WHAT THE EXERCISE ASKS: Extract each line of the records below that contains the word "сделал".

MATERIAL SHOWN:
|---|
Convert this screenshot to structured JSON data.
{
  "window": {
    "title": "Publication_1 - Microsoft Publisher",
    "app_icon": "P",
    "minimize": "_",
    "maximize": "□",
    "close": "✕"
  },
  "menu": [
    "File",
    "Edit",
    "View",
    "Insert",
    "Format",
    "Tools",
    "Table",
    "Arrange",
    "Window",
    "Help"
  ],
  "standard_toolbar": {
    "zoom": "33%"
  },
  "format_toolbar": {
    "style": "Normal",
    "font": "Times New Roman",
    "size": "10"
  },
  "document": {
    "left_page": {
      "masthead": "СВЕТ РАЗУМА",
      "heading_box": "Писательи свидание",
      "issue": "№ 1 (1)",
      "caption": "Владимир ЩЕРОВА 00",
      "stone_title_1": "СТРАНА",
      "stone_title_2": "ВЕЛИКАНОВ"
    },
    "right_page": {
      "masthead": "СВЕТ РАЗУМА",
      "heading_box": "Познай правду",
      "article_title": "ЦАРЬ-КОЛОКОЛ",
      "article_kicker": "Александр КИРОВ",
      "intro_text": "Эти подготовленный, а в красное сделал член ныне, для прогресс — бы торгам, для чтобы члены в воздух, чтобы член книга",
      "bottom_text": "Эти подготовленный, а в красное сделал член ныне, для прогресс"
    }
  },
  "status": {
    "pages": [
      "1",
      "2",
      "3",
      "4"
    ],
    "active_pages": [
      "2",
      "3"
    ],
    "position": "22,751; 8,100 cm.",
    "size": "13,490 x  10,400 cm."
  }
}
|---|
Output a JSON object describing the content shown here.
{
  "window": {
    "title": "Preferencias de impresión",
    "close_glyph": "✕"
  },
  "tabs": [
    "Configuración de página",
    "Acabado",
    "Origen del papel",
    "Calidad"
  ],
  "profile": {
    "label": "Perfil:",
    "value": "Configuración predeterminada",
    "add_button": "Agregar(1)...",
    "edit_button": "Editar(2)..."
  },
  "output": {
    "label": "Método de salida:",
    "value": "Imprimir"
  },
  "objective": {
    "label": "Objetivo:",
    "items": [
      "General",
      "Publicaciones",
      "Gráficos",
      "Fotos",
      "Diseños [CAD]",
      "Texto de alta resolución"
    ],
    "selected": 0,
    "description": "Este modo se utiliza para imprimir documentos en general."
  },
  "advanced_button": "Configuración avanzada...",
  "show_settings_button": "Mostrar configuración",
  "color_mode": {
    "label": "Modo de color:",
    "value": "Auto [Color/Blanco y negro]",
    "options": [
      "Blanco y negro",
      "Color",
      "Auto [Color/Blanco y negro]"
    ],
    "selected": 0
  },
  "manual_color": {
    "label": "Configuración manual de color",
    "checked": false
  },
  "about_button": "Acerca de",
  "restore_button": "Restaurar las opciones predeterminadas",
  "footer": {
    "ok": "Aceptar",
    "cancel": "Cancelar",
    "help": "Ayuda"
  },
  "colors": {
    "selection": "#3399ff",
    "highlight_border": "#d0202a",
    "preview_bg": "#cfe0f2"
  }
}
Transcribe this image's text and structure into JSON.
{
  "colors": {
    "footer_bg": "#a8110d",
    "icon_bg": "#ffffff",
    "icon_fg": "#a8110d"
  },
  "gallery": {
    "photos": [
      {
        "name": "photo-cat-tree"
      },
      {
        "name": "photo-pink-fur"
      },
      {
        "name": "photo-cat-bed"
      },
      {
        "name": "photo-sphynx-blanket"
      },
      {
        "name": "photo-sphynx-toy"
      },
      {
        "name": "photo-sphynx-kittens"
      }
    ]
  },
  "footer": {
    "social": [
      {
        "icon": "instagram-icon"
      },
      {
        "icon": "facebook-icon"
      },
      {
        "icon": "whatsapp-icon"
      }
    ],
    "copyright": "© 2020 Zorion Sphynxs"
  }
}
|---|
TASK SOLUTION:
      "intro_text": "Эти подготовленный, а в красное сделал член ныне, для прогресс — бы торгам, для чтобы члены в воздух, чтобы член книга",
      "bottom_text": "Эти подготовленный, а в красное сделал член ныне, для прогресс"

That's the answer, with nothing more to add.